The great part about this? You don’t have to do anything! Clutter is on automatically so you can move right along to the next tip.
Sync your files
Regardless of how connected you are, you’ll inevitably run into a situation where you don’t have Internet access. Just because you’re without access doesn’t mean your efficiency has to go down.
You can continue to work on your OneDrive for Business or SharePoint Online documents offline and sync them back to the server when you have an Internet connection. The OneDrive for Business app should be installed as part of Office Pro Plus. If you don’t see it, click on OneDrive from the app launcher in Office 365, click Sync from the top navigation, then follow the prompts. The same button is available in SharePoint Online document libraries.
Kill the email tree
Here’s the situation: You have a report due in three days and you need input from John, Jane, Mary, and Peter. You email all of them asking for input. John and Jane reply with their input. Mary didn’t see your email. Peter replies and copies Beth. Beth replies but bcc’s David. David replies to all but forgets to include Beth. You finally have all the input and you’re about to finalize the report but Mary, at the last minute, replies to all but doesn’t look at the input from Beth and David. So now you have to add her feedback and resend the new version for everyone to review.

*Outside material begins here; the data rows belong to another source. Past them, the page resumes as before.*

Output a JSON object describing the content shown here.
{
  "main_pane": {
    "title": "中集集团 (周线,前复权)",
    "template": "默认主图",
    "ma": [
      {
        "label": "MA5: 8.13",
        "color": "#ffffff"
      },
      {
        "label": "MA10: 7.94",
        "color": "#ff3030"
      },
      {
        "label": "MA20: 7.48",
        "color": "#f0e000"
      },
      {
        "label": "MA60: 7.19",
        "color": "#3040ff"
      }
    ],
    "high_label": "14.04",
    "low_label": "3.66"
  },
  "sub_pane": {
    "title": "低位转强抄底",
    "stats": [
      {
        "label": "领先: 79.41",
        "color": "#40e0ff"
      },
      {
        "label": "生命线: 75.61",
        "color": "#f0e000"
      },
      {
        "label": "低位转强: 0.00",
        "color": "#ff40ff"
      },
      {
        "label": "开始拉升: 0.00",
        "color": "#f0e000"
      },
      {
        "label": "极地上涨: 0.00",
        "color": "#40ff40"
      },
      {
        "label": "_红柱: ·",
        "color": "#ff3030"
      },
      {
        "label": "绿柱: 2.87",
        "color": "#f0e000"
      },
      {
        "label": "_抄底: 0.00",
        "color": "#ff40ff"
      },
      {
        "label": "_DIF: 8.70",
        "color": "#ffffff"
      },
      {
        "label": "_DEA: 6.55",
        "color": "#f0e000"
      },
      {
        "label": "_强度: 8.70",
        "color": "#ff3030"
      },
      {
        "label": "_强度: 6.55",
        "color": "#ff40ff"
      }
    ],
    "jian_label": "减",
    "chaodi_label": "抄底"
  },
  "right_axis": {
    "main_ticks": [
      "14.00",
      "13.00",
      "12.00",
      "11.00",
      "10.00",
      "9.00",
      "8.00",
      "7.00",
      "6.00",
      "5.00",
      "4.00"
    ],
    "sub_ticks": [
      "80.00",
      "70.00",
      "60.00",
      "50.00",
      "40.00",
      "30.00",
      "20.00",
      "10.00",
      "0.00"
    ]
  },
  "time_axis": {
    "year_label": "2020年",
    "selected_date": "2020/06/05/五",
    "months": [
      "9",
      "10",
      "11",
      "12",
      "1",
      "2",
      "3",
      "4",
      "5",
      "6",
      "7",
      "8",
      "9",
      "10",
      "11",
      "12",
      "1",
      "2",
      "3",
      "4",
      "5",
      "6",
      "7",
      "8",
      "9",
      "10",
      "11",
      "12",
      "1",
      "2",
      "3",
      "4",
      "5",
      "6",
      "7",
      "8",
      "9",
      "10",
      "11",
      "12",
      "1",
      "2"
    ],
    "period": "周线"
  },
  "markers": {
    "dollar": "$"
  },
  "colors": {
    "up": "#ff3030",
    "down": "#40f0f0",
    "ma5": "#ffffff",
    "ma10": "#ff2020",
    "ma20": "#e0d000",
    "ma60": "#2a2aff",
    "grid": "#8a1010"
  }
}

This story can go on and on until your hair turns gray out of frustration, but there’s a better way to do this: Kill the email tree. Use Yammer instead.
With Yammer, everyone will see everyone’s feedback. If someone new comes along, that person will see everyone’s feedback. So there. No more email trees.
Get modern with your attachments
In the old world, you would work on a document, save it in a document library, assign the right permissions to the library, grab the link for the document, fire up Outlook, start an email, then send the link to that document to your colleagues so they can coauthor with you.
In the new world, Modern Attachments is the thing. Here’s how it works: You’re on fire. You’ve got four documents you just finished and saved in SharePoint or OneDrive. You go to Outlook, create a new email, and add the recipients. When you click the Attach File button, you see a list of the most recent documents you were working on. From the list, you can pick the document you want to share. Then you remember one of the recipients doesn’t have access to the library. No problem. You can grant access to the file right from Outlook to the recipient without going to OneDrive or SharePoint first. How’s that for modern?